You are now ready to have all areas of alopecia treated with DCP at the right strength for you. The extent of DCP application will be decided on an individual basis depending on the amount of hair loss you have and the response you had to the titrating doses.
Normally, areas of alopecia are treated on a weekly basis. However treatments may need to be adjusted depending on the severity of the response.
Possible side effects
You may experience one or more possible side effects to the DCP treatment. These are listed below together with how we will manage them if they occur:
- Intense itching and/or redness of the treated areas. These areas may need a daily application of a topical steroid cream which will be prescribed. This can be applied with your fingers once the DCP has been washed off.
- Dry scaly skin on treated areas. You will be given a cream, also known as an emollient, to apply at least twice a day to the dry patches.
- Eczema or deterioration of existing eczema. A prescription for a topical steroid cream or oral steroids and an emollient will be provided. Your consultant will discuss your treatment with you and it may be decided that DCP is unsuitable.
- Swelling/tenderness of lymph glands in the neck or base of your skull. If this continues, the DCP concentration may be reduced or used less often.
- Vitiligo - loss of the dark colour of the skin called pigmentation, to treated areas. This is more common in people with dark skin. It is important that you are aware of this risk before starting the DCP treatment and that vitiligo may be permanent. If at any point during the treatment this becomes a problem the DCP can be stopped.
- Hyperpigmentation - darkening of the skin in treated areas. If this happens you will be informed and you will have the option to stop the treatment.
- Fever or flu like symptoms - these usually resolve in 24 to 48 hours but you should drink plenty of fluids and take pain relief such as paracetamol (follow the instructions in the packet). Please discuss your symptoms with the nurse or consultant at your next appointment.

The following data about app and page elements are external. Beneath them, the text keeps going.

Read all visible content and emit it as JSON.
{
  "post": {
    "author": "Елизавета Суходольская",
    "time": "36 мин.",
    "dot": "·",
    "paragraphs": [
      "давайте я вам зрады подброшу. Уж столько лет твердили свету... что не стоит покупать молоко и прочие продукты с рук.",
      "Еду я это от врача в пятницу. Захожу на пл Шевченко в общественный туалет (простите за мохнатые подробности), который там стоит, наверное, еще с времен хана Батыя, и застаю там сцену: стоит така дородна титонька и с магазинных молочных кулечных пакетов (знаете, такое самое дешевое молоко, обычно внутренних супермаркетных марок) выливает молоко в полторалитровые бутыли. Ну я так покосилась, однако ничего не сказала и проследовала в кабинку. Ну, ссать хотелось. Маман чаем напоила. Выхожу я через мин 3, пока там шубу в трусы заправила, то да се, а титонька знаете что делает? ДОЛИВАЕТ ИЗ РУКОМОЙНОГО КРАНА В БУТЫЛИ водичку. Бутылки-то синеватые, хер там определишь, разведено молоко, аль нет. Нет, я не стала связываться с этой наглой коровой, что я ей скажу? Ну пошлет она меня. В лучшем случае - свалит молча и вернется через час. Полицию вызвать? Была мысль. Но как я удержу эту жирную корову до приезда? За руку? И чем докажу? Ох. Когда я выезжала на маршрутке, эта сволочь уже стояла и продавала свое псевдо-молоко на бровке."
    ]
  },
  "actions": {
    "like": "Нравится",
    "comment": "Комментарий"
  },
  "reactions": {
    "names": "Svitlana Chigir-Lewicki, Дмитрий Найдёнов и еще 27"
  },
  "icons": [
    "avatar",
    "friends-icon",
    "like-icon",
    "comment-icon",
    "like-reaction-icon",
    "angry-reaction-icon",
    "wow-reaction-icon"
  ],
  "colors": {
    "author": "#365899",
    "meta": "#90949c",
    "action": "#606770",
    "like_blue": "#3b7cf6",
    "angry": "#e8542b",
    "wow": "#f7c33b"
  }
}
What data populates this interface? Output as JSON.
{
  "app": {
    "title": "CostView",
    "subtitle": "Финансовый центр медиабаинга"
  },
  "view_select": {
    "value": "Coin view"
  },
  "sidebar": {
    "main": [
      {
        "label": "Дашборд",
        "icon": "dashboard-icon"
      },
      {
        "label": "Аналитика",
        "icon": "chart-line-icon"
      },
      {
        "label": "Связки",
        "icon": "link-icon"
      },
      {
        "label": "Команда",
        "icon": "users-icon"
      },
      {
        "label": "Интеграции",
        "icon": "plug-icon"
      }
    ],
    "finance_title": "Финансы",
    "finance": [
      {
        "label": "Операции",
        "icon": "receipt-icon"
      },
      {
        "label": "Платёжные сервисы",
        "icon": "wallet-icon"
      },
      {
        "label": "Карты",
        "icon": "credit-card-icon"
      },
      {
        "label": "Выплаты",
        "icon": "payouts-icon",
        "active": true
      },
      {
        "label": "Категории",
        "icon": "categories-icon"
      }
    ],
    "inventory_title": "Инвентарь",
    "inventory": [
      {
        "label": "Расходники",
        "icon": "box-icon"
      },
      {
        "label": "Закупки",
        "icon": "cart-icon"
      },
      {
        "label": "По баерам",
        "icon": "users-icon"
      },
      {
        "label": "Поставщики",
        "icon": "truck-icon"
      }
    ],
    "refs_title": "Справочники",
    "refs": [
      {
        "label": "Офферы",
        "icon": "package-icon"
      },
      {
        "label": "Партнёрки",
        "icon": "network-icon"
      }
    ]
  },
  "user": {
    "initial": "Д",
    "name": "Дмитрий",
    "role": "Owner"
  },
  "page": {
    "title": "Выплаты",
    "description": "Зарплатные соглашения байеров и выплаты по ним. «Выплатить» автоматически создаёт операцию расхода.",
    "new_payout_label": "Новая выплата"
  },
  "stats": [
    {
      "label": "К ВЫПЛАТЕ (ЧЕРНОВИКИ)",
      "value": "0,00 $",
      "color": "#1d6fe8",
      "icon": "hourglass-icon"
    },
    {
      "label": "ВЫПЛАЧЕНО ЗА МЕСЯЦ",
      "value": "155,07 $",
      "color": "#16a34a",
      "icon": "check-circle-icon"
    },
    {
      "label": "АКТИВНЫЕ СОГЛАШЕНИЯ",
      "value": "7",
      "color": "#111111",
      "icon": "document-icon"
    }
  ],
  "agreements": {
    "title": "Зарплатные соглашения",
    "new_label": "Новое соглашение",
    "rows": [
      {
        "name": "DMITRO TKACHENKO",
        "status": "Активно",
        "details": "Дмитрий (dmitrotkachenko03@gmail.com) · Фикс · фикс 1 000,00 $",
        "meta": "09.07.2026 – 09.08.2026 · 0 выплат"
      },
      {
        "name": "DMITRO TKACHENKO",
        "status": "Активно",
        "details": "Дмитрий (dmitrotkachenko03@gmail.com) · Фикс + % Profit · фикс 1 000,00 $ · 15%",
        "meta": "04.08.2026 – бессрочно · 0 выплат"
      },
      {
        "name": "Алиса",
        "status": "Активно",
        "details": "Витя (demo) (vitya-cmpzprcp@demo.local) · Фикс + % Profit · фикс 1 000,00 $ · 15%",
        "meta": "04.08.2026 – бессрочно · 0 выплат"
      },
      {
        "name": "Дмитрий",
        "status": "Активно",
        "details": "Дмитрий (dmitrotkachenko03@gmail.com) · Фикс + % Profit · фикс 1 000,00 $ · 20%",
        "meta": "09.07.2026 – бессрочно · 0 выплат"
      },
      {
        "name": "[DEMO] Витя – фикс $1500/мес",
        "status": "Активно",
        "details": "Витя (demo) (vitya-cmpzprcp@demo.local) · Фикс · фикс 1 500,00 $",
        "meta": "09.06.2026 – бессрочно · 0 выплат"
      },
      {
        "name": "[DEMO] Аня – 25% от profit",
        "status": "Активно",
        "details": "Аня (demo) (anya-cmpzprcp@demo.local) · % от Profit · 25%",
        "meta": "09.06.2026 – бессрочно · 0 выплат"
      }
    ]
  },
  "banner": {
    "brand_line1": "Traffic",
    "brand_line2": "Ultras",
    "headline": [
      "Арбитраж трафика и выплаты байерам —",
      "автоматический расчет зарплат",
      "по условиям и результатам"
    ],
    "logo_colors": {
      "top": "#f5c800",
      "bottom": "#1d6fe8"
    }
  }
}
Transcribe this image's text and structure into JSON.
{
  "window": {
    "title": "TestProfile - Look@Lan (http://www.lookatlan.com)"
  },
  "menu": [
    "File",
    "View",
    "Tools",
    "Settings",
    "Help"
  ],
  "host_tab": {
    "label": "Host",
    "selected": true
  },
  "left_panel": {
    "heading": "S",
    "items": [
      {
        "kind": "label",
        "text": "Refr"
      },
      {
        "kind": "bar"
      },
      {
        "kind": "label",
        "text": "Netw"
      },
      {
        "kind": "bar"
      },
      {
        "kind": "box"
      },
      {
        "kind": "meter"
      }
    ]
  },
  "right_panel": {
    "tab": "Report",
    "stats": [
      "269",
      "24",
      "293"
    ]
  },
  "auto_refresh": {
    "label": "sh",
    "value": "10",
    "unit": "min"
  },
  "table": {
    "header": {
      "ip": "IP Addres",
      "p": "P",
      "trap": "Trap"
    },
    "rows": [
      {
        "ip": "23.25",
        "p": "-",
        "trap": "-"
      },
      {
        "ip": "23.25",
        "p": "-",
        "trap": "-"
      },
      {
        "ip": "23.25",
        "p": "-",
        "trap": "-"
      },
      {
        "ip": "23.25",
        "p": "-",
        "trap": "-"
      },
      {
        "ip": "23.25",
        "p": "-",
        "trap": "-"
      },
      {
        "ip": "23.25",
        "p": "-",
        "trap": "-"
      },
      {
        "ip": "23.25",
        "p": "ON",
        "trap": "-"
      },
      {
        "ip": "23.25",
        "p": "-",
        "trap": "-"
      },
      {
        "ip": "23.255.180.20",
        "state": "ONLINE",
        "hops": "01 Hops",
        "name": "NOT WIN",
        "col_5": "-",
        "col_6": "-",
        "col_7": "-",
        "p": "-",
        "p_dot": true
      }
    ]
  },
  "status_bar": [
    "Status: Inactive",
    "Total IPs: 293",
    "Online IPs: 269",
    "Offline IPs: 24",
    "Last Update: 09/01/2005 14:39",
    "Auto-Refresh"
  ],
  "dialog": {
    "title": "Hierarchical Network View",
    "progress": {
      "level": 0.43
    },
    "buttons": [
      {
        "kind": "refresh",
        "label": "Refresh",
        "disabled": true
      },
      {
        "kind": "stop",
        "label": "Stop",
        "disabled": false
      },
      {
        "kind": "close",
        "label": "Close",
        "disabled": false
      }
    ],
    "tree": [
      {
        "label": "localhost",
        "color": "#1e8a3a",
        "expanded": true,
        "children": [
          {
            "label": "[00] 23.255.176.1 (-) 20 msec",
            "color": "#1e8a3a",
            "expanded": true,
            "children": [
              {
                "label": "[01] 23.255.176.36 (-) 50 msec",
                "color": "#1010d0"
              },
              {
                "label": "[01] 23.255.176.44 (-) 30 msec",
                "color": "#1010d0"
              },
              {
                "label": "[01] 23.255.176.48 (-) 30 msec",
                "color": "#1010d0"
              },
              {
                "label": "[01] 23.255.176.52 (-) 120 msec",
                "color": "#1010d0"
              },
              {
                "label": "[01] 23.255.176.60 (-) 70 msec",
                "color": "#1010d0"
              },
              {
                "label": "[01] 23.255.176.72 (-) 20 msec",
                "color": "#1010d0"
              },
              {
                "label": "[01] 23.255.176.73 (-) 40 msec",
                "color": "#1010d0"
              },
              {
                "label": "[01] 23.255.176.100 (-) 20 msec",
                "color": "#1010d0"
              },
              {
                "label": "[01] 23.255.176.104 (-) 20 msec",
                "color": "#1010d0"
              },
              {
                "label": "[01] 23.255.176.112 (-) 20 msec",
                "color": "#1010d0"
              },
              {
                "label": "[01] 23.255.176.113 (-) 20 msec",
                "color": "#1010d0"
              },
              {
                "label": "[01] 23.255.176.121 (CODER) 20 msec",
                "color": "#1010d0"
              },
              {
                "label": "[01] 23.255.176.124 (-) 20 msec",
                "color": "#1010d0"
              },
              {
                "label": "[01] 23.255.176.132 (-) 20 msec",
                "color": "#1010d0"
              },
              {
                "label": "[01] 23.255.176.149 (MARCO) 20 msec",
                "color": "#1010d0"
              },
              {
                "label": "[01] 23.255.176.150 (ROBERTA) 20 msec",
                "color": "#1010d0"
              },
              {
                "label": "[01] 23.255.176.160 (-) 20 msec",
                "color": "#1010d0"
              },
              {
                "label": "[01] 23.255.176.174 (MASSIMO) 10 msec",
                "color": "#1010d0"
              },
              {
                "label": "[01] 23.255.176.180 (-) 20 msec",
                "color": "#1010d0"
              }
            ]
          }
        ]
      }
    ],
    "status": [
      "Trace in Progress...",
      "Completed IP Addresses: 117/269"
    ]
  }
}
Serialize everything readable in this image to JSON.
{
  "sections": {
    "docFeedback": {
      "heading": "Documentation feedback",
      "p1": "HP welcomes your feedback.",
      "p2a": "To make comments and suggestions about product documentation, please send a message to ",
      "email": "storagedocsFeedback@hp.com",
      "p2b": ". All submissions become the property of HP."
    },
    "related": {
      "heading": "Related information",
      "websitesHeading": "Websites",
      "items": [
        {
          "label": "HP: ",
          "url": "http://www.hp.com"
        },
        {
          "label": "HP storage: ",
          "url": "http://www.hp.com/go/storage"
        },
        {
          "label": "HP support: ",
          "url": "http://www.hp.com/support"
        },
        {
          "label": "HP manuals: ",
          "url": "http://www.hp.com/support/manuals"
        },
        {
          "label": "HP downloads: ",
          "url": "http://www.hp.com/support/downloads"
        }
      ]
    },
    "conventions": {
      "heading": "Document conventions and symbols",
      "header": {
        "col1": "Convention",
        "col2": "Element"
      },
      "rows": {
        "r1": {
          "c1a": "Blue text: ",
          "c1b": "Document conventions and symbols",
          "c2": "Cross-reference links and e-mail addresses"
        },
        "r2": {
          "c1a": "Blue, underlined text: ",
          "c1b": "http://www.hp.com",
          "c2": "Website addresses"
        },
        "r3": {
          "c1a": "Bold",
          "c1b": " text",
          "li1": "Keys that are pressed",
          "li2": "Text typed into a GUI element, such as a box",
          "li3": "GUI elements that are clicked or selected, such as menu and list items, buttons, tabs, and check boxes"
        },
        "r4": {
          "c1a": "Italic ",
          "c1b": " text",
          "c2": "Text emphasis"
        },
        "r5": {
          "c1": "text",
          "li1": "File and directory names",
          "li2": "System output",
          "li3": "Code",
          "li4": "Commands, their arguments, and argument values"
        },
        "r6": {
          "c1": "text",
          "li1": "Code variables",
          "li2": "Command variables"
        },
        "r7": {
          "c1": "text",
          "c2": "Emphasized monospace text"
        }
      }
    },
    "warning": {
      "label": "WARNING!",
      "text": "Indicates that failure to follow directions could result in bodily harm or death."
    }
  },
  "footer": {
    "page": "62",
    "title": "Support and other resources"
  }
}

- Urticaria - this is itchy swellings or nettle rash in the treated area which comes and goes. An antihistamine may be required and your consultant will discuss the suitability of further DCP treatment with you.
- Oedema of the scalp and sometimes of the face (puffy swelling), this should be treated as with urticaria above.
- Widespread autoeczematisation – this is very rare and may involve a severe reaction at the site of the DCP application and at other sites away from the treated area. This will require urgent medical attention.
Solan Lee et al. Hair growth outcomes of Contact immunotherapy for patients with alopecia areata: A systematic review and meta-analysis. JAMA Dermatol 2018 October 1: 154 (10); 1145–1151.